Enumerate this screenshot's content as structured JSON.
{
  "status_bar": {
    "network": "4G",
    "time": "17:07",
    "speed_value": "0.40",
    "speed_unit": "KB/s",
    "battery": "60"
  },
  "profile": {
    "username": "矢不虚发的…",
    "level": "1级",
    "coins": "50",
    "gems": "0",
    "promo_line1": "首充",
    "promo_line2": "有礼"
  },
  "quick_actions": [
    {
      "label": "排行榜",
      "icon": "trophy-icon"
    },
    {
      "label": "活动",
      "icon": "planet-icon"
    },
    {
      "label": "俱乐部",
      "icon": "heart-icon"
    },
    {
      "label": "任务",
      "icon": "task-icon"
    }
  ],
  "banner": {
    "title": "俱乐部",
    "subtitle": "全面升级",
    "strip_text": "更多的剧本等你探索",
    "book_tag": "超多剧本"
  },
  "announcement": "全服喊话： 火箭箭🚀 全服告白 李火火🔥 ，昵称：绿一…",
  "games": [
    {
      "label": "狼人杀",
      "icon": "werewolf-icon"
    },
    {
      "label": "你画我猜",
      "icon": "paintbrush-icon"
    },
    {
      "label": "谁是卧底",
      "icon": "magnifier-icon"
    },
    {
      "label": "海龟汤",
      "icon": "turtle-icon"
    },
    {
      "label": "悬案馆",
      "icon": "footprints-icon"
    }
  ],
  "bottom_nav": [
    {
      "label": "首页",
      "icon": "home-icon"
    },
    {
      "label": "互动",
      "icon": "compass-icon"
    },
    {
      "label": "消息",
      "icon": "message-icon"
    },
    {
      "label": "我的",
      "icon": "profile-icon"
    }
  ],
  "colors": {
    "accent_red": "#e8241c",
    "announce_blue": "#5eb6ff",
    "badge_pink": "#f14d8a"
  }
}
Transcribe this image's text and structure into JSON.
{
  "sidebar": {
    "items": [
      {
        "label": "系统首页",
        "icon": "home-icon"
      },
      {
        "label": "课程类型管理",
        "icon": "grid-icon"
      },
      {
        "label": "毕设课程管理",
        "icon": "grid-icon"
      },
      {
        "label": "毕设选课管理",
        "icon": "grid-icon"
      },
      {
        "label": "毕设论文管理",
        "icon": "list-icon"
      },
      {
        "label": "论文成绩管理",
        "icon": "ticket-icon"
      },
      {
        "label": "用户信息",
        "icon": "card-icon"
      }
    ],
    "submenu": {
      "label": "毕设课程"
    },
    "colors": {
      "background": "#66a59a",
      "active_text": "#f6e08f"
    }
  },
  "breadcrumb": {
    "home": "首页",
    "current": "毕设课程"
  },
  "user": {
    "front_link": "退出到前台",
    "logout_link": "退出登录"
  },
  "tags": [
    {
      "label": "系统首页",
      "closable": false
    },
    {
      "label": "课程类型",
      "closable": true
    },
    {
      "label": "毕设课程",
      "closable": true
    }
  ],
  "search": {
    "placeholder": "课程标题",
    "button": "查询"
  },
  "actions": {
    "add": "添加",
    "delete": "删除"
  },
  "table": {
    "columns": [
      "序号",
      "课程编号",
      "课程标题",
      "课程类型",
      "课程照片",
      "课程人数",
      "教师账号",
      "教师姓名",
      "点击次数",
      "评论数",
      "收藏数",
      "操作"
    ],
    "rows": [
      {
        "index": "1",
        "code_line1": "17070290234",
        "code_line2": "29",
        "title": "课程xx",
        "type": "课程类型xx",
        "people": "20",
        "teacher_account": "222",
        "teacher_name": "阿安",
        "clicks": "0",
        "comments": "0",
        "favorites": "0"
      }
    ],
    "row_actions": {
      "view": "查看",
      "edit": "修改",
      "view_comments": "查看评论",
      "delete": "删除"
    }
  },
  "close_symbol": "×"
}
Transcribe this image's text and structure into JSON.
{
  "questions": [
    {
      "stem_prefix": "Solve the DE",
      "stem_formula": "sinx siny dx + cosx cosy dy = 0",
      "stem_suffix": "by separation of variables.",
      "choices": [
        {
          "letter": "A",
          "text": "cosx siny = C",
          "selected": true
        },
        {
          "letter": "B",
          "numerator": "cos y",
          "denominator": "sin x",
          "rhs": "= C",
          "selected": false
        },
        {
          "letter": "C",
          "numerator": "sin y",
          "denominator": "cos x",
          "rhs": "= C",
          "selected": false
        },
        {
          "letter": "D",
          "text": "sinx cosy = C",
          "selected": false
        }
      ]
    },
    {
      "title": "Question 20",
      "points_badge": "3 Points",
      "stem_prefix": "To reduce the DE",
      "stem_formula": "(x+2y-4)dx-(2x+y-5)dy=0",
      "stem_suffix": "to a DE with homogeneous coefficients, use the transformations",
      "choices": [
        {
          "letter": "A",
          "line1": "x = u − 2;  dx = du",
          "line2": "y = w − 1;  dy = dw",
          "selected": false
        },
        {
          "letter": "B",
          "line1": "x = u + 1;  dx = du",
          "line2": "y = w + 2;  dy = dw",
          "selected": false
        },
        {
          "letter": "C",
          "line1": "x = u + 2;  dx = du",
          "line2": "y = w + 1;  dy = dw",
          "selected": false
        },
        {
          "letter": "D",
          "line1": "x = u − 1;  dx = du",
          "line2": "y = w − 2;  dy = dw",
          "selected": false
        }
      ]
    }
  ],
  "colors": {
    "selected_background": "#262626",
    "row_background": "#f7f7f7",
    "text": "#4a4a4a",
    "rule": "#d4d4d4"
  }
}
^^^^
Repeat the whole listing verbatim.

▶ Exercise answer
Enumerate this screenshot's content as structured JSON.
{
  "status_bar": {
    "network": "4G",
    "time": "17:07",
    "speed_value": "0.40",
    "speed_unit": "KB/s",
    "battery": "60"
  },
  "profile": {
    "username": "矢不虚发的…",
    "level": "1级",
    "coins": "50",
    "gems": "0",
    "promo_line1": "首充",
    "promo_line2": "有礼"
  },
  "quick_actions": [
    {
      "label": "排行榜",
      "icon": "trophy-icon"
    },
    {
      "label": "活动",
      "icon": "planet-icon"
    },
    {
      "label": "俱乐部",
      "icon": "heart-icon"
    },
    {
      "label": "任务",
      "icon": "task-icon"
    }
  ],
  "banner": {
    "title": "俱乐部",
    "subtitle": "全面升级",
    "strip_text": "更多的剧本等你探索",
    "book_tag": "超多剧本"
  },
  "announcement": "全服喊话： 火箭箭🚀 全服告白 李火火🔥 ，昵称：绿一…",
  "games": [
    {
      "label": "狼人杀",
      "icon": "werewolf-icon"
    },
    {
      "label": "你画我猜",
      "icon": "paintbrush-icon"
    },
    {
      "label": "谁是卧底",
      "icon": "magnifier-icon"
    },
    {
      "label": "海龟汤",
      "icon": "turtle-icon"
    },
    {
      "label": "悬案馆",
      "icon": "footprints-icon"
    }
  ],
  "bottom_nav": [
    {
      "label": "首页",
      "icon": "home-icon"
    },
    {
      "label": "互动",
      "icon": "compass-icon"
    },
    {
      "label": "消息",
      "icon": "message-icon"
    },
    {
      "label": "我的",
      "icon": "profile-icon"
    }
  ],
  "colors": {
    "accent_red": "#e8241c",
    "announce_blue": "#5eb6ff",
    "badge_pink": "#f14d8a"
  }
}
Transcribe this image's text and structure into JSON.
{
  "sidebar": {
    "items": [
      {
        "label": "系统首页",
        "icon": "home-icon"
      },
      {
        "label": "课程类型管理",
        "icon": "grid-icon"
      },
      {
        "label": "毕设课程管理",
        "icon": "grid-icon"
      },
      {
        "label": "毕设选课管理",
        "icon": "grid-icon"
      },
      {
        "label": "毕设论文管理",
        "icon": "list-icon"
      },
      {
        "label": "论文成绩管理",
        "icon": "ticket-icon"
      },
      {
        "label": "用户信息",
        "icon": "card-icon"
      }
    ],
    "submenu": {
      "label": "毕设课程"
    },
    "colors": {
      "background": "#66a59a",
      "active_text": "#f6e08f"
    }
  },
  "breadcrumb": {
    "home": "首页",
    "current": "毕设课程"
  },
  "user": {
    "front_link": "退出到前台",
    "logout_link": "退出登录"
  },
  "tags": [
    {
      "label": "系统首页",
      "closable": false
    },
    {
      "label": "课程类型",
      "closable": true
    },
    {
      "label": "毕设课程",
      "closable": true
    }
  ],
  "search": {
    "placeholder": "课程标题",
    "button": "查询"
  },
  "actions": {
    "add": "添加",
    "delete": "删除"
  },
  "table": {
    "columns": [
      "序号",
      "课程编号",
      "课程标题",
      "课程类型",
      "课程照片",
      "课程人数",
      "教师账号",
      "教师姓名",
      "点击次数",
      "评论数",
      "收藏数",
      "操作"
    ],
    "rows": [
      {
        "index": "1",
        "code_line1": "17070290234",
        "code_line2": "29",
        "title": "课程xx",
        "type": "课程类型xx",
        "people": "20",
        "teacher_account": "222",
        "teacher_name": "阿安",
        "clicks": "0",
        "comments": "0",
        "favorites": "0"
      }
    ],
    "row_actions": {
      "view": "查看",
      "edit": "修改",
      "view_comments": "查看评论",
      "delete": "删除"
    }
  },
  "close_symbol": "×"
}
Transcribe this image's text and structure into JSON.
{
  "questions": [
    {
      "stem_prefix": "Solve the DE",
      "stem_formula": "sinx siny dx + cosx cosy dy = 0",
      "stem_suffix": "by separation of variables.",
      "choices": [
        {
          "letter": "A",
          "text": "cosx siny = C",
          "selected": true
        },
        {
          "letter": "B",
          "numerator": "cos y",
          "denominator": "sin x",
          "rhs": "= C",
          "selected": false
        },
        {
          "letter": "C",
          "numerator": "sin y",
          "denominator": "cos x",
          "rhs": "= C",
          "selected": false
        },
        {
          "letter": "D",
          "text": "sinx cosy = C",
          "selected": false
        }
      ]
    },
    {
      "title": "Question 20",
      "points_badge": "3 Points",
      "stem_prefix": "To reduce the DE",
      "stem_formula": "(x+2y-4)dx-(2x+y-5)dy=0",
      "stem_suffix": "to a DE with homogeneous coefficients, use the transformations",
      "choices": [
        {
          "letter": "A",
          "line1": "x = u − 2;  dx = du",
          "line2": "y = w − 1;  dy = dw",
          "selected": false
        },
        {
          "letter": "B",
          "line1": "x = u + 1;  dx = du",
          "line2": "y = w + 2;  dy = dw",
          "selected": false
        },
        {
          "letter": "C",
          "line1": "x = u + 2;  dx = du",
          "line2": "y = w + 1;  dy = dw",
          "selected": false
        },
        {
          "letter": "D",
          "line1": "x = u − 1;  dx = du",
          "line2": "y = w − 2;  dy = dw",
          "selected": false
        }
      ]
    }
  ],
  "colors": {
    "selected_background": "#262626",
    "row_background": "#f7f7f7",
    "text": "#4a4a4a",
    "rule": "#d4d4d4"
  }
}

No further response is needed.